Two contemporary social trends in the U.S. the growing instability in children's family structures, the continuing exposure of many children to violence in their homes and neighborhoodsare each the subject of significant attention from researchers, policymakers, and the public at large. Yet, they are rarely connected to each other in empirical research, even though such research can expand understanding of why family instability is a source of inequality, elucidate the etiology of violence and its deleterious effects on young people, and shed light on the ramifications of other potential social crises (e.g., the effects of mass incarceration on families, growing inequality by race and social class). The purpose of this proposed project is to leverage extant data from the Project on Human Development in Chicago Neighborhoods (PHDCN) and federal data bases (e.g., U.S. Census) to examine the degree to which past and contemporaneous family structure changes predict greater and increasing exposure to violence among children and adolescents.

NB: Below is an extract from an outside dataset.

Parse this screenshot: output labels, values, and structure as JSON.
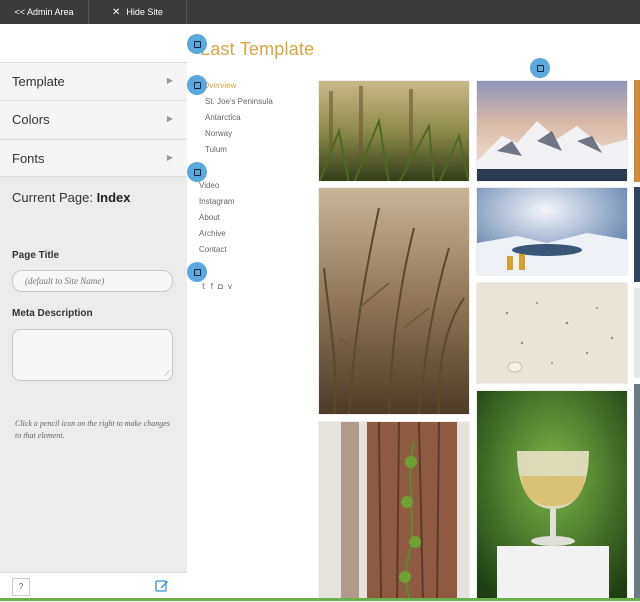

The conceptual model to be tested elaborates on this basic longitudinal association in several ways, including by: 1)measuring family instability by changes in parents, partnership statuses but also more broadly through the movement of other adults and children through the home, 2)exploring how parental incarceration predicts exposure to violence indirectly through family instability as well as more directly, 3) assessing the variability in links among family instability, parental incarceration, and exposure to violence by race, poverty, age, and gender, and 4) examining such variability across neighborhoods differing in social disadvantages and cultural resources. The PHDCN includes three waves of child, parent, and community data for multiple cohorts (ages 3, 6, 9, 12, and 15 to be used here; n = 16% White, 35% African American, 45% Latino/a, 4% other race/ethnicity). These data will be analyzed through lagged and cross-lagged structural equation modeling linked to other techniques designed to improve causal inference in the face of observable confounds (e.g., propensity score weighting) and unobservable confounds (e.g., fixed effects, robustness indices). Three manuscripts will be produced for submission to peer-reviewed journals, with policy briefs, press releases, and teaching resources linked to each one. ca/ncf

Date Created: September 11, 2014